Marine doctrine further declared that: "Generally, Air will not be used where available
Artillery or Naval Gunfire can be effectively employed and is adequate. Neither Air nor
Naval Gunfire will be used where available Artillery can be effectively employed and is
adequate." This quote is from USF 66, a document that, along with others in the USF
series such as USF 6 and 63, delineated the official doctrine of the Navy and Marine
Corps for amphibious operations.2
USF 66 goes on that the aim of fire support coordination was threefold: "(a) To
obtain the maximum efficiency of firepower utilization from the supporting arms. (b) To
prevent the waste of firepower. (c) To promote the safety of aircraft and ground forces."
Marines would add (to the Navy's wording) that another aim was to achieve the
maximum shock effect on an enemy target to further the progress of a ground attack or
defense, thus saving infantry lives.3
To accomplish Fire Support Coordination, the Marine Corps had Fire Support
Coordination Centers (FSCC) from division level up. Below the division level, i.e.
regimental and battalion level, a more informal agency, the Supporting Arms Center
(SAC) handled the requirements for coordination and integration on the part of the
Governing principles of Marine Fire Support Coordination were largely developed
in amphibious warfare, "however, the principles are equally applicable to purely land
mass operations." Fire Support Coordination was necessary due to factors, "such as
the necessity for maintaining the momentum of attack once it is launched and
2 United States Navy and Marine Corps, NAVMC-4159, 31; United States Navy, USF 66, Tactical and
Operational Instructions, Amphibious Forces, (Washington, D. C.: Navy Department, Office of the Chief of
Naval Operations, 1947): 11-18. Emphasis supplied.
3 United States Navy, USF 66, 11-18; MCBS, IV-C-2.
4 MCBS, IV-C-I.

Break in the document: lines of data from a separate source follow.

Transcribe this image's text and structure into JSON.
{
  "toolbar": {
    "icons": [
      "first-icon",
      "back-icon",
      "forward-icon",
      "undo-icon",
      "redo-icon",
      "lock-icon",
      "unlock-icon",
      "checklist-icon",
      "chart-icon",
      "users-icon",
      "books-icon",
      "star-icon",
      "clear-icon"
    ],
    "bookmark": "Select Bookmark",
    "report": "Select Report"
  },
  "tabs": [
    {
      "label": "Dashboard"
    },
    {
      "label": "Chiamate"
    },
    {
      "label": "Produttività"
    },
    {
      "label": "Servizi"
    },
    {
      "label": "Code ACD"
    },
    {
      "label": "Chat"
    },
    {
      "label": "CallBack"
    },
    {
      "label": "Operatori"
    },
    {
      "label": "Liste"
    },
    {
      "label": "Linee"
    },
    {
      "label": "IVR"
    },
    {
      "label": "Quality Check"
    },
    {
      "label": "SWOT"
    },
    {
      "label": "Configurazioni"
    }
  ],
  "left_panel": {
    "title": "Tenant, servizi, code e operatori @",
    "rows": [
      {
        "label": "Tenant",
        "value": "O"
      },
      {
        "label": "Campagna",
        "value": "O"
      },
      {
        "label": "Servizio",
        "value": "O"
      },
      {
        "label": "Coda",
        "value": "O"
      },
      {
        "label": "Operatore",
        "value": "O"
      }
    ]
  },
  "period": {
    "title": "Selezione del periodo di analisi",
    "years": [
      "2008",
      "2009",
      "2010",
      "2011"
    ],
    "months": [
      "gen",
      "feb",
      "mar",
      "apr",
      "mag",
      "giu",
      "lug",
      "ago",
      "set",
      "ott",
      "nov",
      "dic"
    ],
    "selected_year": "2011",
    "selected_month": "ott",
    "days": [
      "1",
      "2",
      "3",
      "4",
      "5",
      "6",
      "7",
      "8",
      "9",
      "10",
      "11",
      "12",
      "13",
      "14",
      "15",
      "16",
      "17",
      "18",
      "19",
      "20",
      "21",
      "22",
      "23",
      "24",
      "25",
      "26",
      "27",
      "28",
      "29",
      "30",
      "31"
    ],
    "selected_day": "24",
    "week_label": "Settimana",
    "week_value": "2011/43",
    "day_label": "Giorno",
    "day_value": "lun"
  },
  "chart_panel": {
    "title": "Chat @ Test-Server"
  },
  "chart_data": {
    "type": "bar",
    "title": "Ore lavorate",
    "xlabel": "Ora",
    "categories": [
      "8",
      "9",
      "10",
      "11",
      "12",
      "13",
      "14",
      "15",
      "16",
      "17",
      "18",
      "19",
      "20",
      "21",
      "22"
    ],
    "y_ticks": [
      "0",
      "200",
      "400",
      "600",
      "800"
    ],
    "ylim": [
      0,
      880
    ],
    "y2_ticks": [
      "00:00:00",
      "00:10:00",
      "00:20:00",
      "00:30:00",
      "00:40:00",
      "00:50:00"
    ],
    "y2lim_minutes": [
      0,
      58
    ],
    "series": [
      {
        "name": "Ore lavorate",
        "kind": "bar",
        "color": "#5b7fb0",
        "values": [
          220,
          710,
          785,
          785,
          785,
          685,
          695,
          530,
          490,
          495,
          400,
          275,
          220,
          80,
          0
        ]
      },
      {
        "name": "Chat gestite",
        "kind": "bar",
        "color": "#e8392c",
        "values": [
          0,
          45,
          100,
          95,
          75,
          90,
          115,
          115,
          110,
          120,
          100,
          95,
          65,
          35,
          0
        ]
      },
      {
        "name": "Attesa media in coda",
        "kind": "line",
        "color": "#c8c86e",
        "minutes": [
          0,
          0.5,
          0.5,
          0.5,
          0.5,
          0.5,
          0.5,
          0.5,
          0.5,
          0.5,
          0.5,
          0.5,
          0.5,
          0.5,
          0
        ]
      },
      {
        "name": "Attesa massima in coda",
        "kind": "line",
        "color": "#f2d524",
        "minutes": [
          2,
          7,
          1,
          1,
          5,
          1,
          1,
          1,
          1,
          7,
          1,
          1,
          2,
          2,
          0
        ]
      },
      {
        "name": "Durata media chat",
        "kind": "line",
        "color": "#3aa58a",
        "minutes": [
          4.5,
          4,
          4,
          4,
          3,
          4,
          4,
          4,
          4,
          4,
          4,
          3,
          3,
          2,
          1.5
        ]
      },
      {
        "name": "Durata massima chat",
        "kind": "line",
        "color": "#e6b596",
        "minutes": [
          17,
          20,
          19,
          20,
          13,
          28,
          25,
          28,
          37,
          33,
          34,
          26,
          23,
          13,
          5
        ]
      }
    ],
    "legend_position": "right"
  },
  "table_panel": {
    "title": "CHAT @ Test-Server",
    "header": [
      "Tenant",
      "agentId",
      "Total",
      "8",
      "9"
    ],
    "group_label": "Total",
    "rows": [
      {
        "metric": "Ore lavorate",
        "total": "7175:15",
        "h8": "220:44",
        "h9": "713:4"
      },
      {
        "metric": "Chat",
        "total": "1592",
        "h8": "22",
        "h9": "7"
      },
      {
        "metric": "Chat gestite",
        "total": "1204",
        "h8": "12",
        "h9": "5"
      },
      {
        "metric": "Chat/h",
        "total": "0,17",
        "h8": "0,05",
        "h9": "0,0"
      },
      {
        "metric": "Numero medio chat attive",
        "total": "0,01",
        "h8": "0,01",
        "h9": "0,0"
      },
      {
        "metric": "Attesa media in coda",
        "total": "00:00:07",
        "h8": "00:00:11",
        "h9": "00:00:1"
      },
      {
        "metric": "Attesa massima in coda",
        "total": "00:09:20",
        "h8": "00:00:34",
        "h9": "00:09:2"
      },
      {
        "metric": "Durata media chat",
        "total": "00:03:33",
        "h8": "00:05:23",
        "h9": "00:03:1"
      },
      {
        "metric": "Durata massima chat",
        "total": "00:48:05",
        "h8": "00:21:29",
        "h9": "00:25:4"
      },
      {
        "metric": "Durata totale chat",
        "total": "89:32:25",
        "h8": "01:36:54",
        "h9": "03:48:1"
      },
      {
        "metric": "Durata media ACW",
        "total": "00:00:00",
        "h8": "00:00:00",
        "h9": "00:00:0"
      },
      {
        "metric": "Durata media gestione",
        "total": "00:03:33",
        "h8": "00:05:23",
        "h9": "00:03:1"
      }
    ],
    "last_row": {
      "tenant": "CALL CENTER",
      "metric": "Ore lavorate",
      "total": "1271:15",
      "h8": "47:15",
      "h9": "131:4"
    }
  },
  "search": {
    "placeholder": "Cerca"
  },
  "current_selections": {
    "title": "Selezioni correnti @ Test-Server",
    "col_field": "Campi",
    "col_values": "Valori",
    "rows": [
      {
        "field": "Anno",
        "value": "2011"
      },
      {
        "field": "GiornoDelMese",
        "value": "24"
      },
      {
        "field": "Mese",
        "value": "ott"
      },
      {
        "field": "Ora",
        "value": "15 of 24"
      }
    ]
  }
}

Montandon, Joshua W. Battle for the Punchbowl: The U. S. 1st Marine Division 1951 Fall Offensive of the Korean War. Denton, Texas. UNT Digital Library. http://digital.library.unt.edu/ark:/67531/metadc3938/. Accessed December 27, 2014.